Needless to say, nothing was done about any of this. The Republicans, who are in bed with Trump and his Russian overlords, gleefully looked the other way. Mueller failed to indict him. Even after the Democrats took the House, Kushner continued his activities unmolested—despite Congressman Ted Lieu being one of his earliest and most persistent critics. To my knowledge, none of the House committees has investigated Kushner’s role in the Khashoggi murder, or his shady ties to MBS more broadly. His name was not even mentioned in either of the two debates, although it could be argued that he’s been running the country as de facto Acting President for the last three-and-a-half years. The media and the government both treat Jared Kushner as if he has diplomatic plates and won’t ever pay his parking tickets so why bother.
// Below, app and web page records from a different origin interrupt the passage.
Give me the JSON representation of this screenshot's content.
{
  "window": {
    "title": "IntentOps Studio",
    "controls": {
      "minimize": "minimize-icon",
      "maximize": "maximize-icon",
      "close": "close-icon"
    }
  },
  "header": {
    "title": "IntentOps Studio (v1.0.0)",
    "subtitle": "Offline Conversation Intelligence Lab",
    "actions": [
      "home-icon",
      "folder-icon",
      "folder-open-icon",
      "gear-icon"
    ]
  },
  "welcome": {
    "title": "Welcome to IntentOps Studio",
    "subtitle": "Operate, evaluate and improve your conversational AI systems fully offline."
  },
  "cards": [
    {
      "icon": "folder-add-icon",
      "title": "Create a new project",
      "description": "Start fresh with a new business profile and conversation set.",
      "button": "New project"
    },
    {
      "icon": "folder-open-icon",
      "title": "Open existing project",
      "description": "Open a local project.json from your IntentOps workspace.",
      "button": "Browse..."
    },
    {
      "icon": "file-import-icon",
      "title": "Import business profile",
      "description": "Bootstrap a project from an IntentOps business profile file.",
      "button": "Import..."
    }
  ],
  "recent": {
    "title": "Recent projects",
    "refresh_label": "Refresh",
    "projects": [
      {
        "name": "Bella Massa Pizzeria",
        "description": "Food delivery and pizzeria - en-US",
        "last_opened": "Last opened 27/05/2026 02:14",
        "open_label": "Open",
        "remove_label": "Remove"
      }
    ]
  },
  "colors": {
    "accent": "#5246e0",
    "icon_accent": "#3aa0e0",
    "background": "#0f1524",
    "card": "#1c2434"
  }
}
Here’s why we should bother: When ambitious scofflaws like Jared Kushner are not thwarted, they get more and more brazen. How could it get worse than his disgraceful dealings with the odious MBS, or his possible trading of U.S. foreign policy for cash with Qatar? By greenlighting a pandemic response plan—or, rather, a non-plan—that amounted to a Blue State Genocide. Hundreds of thousands are dead because of Jared Kushner—who could have, and should have, been shut down four years ago, for lying on his SF-86 form.
Crime is like infectious disease—like the novel coronavirus. It infects our institutions, and if it is not stopped in time, it kills off democracy. The spread of covid-19 could have been arrested by Jared Kushner, but wasn’t. Jared Kushner could have been arrested by us, but wasn’t. Those two failures, compounded, have cost 210,000 lives, with no end in sight.
It will take many months and great sacrifice to rid ourselves of the virus. Kushner, on the other hand, could be shut down immediately, and with relative ease—and should be, before he gets his Slender Man hands on the nuclear football.
Photo credit: Cover of “Slender: The Arrival” videogame, from Bago Games.